▶ [What you will do]: Your task is to copy every line below that contains the word "http".

"""

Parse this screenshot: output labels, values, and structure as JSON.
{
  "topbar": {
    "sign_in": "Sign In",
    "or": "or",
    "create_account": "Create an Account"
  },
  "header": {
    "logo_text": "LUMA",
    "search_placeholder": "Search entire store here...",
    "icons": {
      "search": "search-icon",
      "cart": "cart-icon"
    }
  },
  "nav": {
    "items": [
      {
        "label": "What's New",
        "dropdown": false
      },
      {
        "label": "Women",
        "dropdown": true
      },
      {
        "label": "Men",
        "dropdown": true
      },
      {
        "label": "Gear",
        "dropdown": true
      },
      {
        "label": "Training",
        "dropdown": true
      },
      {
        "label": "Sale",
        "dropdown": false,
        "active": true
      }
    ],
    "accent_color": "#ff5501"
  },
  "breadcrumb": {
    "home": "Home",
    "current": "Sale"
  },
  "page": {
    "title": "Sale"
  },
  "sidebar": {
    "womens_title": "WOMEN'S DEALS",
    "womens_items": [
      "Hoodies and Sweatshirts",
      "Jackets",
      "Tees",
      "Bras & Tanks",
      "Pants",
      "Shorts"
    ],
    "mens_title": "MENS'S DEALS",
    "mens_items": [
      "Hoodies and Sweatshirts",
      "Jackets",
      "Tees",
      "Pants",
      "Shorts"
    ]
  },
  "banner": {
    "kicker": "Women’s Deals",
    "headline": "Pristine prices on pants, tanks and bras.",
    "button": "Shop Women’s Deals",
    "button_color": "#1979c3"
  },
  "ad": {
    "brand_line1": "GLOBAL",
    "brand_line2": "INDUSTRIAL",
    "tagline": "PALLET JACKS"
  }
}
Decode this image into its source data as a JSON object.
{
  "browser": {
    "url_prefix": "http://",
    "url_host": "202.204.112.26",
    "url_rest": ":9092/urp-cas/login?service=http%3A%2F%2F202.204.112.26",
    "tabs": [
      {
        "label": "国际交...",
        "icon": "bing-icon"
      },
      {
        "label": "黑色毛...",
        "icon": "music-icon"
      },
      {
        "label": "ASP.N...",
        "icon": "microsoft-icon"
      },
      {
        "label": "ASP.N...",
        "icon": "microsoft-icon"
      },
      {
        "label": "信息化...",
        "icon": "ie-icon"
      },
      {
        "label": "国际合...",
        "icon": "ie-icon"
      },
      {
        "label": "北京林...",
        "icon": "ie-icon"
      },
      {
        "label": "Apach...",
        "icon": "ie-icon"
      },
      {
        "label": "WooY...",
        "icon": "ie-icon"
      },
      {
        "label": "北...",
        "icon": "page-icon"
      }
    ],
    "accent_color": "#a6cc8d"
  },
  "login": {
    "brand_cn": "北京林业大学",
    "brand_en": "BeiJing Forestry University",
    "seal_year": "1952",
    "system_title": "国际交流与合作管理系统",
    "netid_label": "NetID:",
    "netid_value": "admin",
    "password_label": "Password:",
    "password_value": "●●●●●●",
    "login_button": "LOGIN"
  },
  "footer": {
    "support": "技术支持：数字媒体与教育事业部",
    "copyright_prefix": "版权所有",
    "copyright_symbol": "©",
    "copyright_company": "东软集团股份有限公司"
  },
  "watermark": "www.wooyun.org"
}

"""

▶ [Answer area]:
    "url_prefix": "http://",
    "url_rest": ":9092/urp-cas/login?service=http%3A%2F%2F202.204.112.26",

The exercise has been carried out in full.